Spontaneous philosophy is the belief system colloquially known as “folklore”, consisting of language, “common sense”, “good sense” and opinions and beliefs based on knowledge based on religion and superstition. Language in itself has strong cognitive potential, and carries semantic knowledge as well, as opposed to just being a system of grammar. Accordingly, spontaneous philosophy is carried out by everyone; it is not just the specialty of a specific group of scholars or intellectuals. “Common sense” refers to the assumptions and beliefs generally held by most people in any society. “Good sense” refers to experiential common sense.
The intellectual nature of philosophy is what primarily differentiates it from common sense or religion. Philosophy, as opposed to religion and common sense, can be decomposed and still stand to logic-without the need of centralized approval and regulation. The purpose of “spontaneous philosophy” is to attempt to destroy the misguided opinion that philosophy is a subject conducted only by a specialized group of intellectuals, academicians or professionals, which rests on a false conception of what philosophy really is. It is at once an attempt to show that philosophy is and can be done by anyone and also an attempt at correcting a widespread misconception of philosophy.
Philosophy has not been able to create unity between the more complex “academic” parts to the practical and simple parts that the general population could relate to. The intellectualistic nature of philosophy is partly to blame for the widespread misconception that it is something specialized and complex. It goes beyond the simple everyday problems to become something abstract and remote to the common folk. So-called the “philosophy of intellectuals”, it assumes the introduction of a scientific form of thought as opposed to refining and improving something that already exists.
A philosophy of praxis then, is a critique of the “philosophy of intellectuals”, based initially on common sense, that demonstrates the pre-existence of philosophical activity in every person, and proceeds to refine that activity into proper logic and reason. A philosophy of praxis should achieve this without divorcing itself from “common sense” entirely, and by building its principles from bottom up in a unified and accessible way.
The split from an ideology of the simple to an “upper-level” ideology, as seen in Catholicism, must not occur in philosophy of praxis. In Catholicism, “politics” maintains the link between the upper and lower split bounds of its ideology. It does this by imposing a strict discipline on the “upper” bounds in order to prevent it from becoming fully differentiated, thus irreconcilably breaking the link. In the past, such divisions were reconciled by mass movements, but recently the Counter-Reformation has made this impossible. “Jesuitism” has been created as a result of “modernism”. The philosophy of praxis does not abandon the simple to the simple parts of its conception, but raises them to higher conceptions.

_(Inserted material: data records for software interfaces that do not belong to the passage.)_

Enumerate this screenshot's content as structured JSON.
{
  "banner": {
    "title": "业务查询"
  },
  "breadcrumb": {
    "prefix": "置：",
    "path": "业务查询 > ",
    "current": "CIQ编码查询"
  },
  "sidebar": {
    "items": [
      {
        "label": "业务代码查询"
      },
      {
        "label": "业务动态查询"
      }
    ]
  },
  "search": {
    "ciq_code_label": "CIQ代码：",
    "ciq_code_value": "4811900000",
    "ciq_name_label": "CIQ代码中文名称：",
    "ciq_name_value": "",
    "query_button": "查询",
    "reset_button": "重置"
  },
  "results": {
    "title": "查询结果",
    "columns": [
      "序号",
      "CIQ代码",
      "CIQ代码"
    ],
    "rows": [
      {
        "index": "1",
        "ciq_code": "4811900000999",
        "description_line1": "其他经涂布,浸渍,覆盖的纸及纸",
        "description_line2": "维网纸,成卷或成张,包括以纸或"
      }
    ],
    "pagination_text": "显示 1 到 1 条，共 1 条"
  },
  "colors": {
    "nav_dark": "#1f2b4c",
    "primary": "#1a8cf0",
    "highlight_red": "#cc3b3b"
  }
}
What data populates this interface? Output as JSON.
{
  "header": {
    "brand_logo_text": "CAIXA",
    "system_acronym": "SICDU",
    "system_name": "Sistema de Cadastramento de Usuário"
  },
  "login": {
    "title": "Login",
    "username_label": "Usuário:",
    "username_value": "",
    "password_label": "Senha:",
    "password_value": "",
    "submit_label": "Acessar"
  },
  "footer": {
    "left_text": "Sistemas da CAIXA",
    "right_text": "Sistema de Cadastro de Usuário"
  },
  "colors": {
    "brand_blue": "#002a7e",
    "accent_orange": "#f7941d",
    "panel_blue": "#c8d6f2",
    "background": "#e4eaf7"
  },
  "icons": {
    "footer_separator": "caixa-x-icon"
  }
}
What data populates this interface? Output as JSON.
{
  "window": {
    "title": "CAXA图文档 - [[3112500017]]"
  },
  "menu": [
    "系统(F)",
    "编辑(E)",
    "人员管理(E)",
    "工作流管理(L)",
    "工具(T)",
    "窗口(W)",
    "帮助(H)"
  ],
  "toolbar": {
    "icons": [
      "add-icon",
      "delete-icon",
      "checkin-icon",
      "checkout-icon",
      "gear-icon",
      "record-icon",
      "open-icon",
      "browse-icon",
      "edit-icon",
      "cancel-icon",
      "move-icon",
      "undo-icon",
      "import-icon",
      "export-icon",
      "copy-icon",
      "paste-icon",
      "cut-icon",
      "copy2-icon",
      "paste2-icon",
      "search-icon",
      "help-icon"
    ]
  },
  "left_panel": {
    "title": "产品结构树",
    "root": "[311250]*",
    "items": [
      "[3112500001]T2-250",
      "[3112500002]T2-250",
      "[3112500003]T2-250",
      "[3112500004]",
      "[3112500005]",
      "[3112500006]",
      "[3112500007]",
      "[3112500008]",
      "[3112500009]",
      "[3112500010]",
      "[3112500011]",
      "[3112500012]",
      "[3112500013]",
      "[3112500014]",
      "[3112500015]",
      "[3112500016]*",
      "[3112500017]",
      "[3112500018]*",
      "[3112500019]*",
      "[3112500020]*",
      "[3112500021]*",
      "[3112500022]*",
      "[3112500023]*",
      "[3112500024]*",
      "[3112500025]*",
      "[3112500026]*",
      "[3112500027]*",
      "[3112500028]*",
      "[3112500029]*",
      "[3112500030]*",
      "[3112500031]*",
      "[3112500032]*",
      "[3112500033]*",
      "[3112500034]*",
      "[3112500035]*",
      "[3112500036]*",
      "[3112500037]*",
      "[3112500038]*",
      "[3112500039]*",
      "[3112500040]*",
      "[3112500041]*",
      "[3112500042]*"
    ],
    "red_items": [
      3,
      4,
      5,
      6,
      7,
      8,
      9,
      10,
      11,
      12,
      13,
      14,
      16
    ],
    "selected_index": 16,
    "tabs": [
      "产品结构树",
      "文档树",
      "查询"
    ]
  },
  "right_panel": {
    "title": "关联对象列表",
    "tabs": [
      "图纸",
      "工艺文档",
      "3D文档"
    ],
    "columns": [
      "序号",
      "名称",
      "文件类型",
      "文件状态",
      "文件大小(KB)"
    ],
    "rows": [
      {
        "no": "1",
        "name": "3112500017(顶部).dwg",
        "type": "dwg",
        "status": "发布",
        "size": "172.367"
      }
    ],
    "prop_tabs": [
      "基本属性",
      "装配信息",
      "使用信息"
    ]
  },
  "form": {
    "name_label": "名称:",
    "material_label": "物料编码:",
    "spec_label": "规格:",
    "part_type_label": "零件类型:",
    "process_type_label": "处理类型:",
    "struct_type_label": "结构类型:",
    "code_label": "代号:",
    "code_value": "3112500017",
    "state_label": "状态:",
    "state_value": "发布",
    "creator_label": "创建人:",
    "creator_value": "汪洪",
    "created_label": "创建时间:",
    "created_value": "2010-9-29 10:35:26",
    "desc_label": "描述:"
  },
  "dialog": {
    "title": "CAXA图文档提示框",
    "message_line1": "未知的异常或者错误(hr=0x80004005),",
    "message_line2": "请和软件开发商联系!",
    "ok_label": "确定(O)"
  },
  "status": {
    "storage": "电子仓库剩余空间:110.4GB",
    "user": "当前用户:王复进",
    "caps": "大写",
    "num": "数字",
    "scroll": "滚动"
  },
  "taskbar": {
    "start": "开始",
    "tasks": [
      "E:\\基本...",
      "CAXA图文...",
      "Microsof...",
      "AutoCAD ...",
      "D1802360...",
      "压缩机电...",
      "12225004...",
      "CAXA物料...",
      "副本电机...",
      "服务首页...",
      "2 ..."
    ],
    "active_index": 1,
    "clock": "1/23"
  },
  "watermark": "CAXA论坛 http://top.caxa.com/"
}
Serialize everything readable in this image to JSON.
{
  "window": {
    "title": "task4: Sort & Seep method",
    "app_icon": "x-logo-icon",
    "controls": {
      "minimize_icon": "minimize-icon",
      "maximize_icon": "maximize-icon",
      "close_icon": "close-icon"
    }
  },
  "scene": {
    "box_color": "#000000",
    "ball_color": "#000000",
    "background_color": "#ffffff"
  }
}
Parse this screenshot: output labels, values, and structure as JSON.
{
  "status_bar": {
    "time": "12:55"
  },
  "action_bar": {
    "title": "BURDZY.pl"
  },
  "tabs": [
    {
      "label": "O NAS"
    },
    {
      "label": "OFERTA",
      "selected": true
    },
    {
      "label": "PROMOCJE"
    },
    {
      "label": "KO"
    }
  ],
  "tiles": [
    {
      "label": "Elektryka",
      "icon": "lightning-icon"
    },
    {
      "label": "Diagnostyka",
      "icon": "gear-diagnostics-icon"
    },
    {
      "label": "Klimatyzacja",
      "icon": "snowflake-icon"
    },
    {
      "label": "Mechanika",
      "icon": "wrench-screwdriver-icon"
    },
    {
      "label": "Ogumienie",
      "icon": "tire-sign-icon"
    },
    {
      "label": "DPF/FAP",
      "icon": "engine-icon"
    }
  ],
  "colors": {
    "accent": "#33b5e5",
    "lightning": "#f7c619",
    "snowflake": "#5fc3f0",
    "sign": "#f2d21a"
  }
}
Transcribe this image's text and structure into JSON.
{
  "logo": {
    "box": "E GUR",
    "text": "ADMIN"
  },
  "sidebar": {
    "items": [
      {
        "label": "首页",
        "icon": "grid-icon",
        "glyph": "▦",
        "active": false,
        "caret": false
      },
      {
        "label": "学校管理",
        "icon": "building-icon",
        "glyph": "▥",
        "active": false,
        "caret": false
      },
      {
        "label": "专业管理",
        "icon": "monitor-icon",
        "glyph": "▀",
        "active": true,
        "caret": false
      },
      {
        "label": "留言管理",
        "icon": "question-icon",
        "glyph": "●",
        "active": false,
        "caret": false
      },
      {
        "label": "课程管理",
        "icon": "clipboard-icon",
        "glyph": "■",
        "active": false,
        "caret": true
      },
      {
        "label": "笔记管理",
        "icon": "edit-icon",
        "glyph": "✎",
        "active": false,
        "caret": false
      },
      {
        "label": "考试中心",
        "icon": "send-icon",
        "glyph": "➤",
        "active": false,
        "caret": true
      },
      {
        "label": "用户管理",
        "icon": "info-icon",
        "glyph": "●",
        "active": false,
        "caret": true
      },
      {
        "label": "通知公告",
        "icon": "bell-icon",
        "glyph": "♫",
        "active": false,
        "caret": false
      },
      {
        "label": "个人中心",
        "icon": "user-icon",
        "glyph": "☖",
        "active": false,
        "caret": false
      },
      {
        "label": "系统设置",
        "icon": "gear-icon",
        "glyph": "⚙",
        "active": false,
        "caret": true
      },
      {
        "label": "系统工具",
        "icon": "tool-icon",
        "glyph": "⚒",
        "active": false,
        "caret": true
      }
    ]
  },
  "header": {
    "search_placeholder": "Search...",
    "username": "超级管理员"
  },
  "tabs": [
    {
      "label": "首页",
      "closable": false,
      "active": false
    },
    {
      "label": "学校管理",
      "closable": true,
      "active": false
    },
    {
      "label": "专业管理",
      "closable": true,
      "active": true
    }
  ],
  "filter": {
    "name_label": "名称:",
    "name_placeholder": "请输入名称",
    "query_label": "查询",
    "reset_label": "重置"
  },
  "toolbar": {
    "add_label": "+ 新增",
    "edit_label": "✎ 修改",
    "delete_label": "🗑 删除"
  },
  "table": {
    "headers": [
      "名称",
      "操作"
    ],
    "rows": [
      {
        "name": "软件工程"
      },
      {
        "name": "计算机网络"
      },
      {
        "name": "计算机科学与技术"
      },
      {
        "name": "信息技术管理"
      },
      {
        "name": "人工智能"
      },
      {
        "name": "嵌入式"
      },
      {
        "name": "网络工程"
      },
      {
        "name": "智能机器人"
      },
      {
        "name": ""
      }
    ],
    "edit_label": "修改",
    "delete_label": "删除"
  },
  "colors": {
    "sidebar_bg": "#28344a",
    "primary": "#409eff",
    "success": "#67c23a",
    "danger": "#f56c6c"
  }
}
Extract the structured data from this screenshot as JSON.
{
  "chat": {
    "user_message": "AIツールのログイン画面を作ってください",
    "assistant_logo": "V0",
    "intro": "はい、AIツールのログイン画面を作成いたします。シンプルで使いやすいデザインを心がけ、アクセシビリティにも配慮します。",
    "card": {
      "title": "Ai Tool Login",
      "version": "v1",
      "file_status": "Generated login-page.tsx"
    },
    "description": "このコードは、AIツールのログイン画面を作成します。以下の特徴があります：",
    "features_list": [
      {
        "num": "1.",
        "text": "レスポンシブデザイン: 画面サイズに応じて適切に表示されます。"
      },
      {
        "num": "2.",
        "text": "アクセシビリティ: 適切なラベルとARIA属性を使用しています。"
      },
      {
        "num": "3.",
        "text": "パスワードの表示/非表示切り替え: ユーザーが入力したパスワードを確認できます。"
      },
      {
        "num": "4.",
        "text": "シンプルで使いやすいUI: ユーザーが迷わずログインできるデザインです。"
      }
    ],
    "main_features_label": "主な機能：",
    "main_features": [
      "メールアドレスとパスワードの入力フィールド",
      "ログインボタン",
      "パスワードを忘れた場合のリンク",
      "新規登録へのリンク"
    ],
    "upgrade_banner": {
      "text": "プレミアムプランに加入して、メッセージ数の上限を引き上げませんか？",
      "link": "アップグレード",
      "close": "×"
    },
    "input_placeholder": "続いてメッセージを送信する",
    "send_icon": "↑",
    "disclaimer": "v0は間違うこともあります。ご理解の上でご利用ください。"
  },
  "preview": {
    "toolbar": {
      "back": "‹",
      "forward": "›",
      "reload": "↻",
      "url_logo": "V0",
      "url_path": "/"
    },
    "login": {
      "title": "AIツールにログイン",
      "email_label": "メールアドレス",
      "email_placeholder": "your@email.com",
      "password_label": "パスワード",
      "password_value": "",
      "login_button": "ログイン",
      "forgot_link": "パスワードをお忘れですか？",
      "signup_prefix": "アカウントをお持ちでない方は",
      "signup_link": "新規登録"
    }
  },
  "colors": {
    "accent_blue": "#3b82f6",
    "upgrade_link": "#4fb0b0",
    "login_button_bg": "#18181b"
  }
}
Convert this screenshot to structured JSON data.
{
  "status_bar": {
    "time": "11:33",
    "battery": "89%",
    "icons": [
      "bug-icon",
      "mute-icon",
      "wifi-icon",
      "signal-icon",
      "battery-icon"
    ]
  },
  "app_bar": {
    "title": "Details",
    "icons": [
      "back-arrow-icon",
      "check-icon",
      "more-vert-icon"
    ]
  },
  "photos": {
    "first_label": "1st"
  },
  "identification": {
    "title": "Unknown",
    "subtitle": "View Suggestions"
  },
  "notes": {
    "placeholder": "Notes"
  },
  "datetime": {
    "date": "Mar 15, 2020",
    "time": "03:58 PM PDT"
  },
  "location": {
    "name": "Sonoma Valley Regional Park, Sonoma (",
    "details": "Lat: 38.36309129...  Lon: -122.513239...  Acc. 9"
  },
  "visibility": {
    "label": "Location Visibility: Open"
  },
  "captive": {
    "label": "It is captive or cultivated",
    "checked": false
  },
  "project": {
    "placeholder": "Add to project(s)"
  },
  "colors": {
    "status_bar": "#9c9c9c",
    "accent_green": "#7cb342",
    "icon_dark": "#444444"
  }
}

This has rendered the philosophy of praxis directly opposite Catholicism in principle. It ensures the intellectual progress of the mass not by restricting scientific activity at the bottom but by affirming the need of contact between the intellectuals and the mass.
The unity of theory and practice is important in the philosophy of praxis, as the philosophy of praxis is a socio-practical activity. Thought and action are symbiotically affected and related, as in Marxism. Theory should not be superior to practice, nor practice to theory. There need not be an element of “complementary” between theory and practice. Ideally there should not be a distinction between theory and practice. The distinction between theory and practice is one of the reasons that lead to the gap between the intellectuals and the masses.
The biggest difference between Jesuitism and Marxism is that Jesuitism is still mechanistic, whilst Marxism strives for practicability, equality and thinning the gap between theory and practice. Marxism does not have any elements of elitism. In Jesuitism principle is not determined by reason but by faith, as opposed to Marxism. Jesuitism, although it appeals to the masses and strives to reach for the masses and raise them like Marxism, is in the end purely an amorphous personality given to the masses.